__Problem to work on__
Return the records exactly, with nothing added.
────────────────────────────────────────
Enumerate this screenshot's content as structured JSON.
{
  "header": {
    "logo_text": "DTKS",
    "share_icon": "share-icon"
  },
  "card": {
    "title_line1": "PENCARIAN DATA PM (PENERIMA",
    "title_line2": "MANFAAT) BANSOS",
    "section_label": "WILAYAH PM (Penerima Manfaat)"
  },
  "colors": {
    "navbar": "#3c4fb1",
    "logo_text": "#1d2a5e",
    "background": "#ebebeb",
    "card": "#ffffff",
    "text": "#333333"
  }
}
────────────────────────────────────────
__Answer space__
Enumerate this screenshot's content as structured JSON.
{
  "header": {
    "logo_text": "DTKS",
    "share_icon": "share-icon"
  },
  "card": {
    "title_line1": "PENCARIAN DATA PM (PENERIMA",
    "title_line2": "MANFAAT) BANSOS",
    "section_label": "WILAYAH PM (Penerima Manfaat)"
  },
  "colors": {
    "navbar": "#3c4fb1",
    "logo_text": "#1d2a5e",
    "background": "#ebebeb",
    "card": "#ffffff",
    "text": "#333333"
  }
}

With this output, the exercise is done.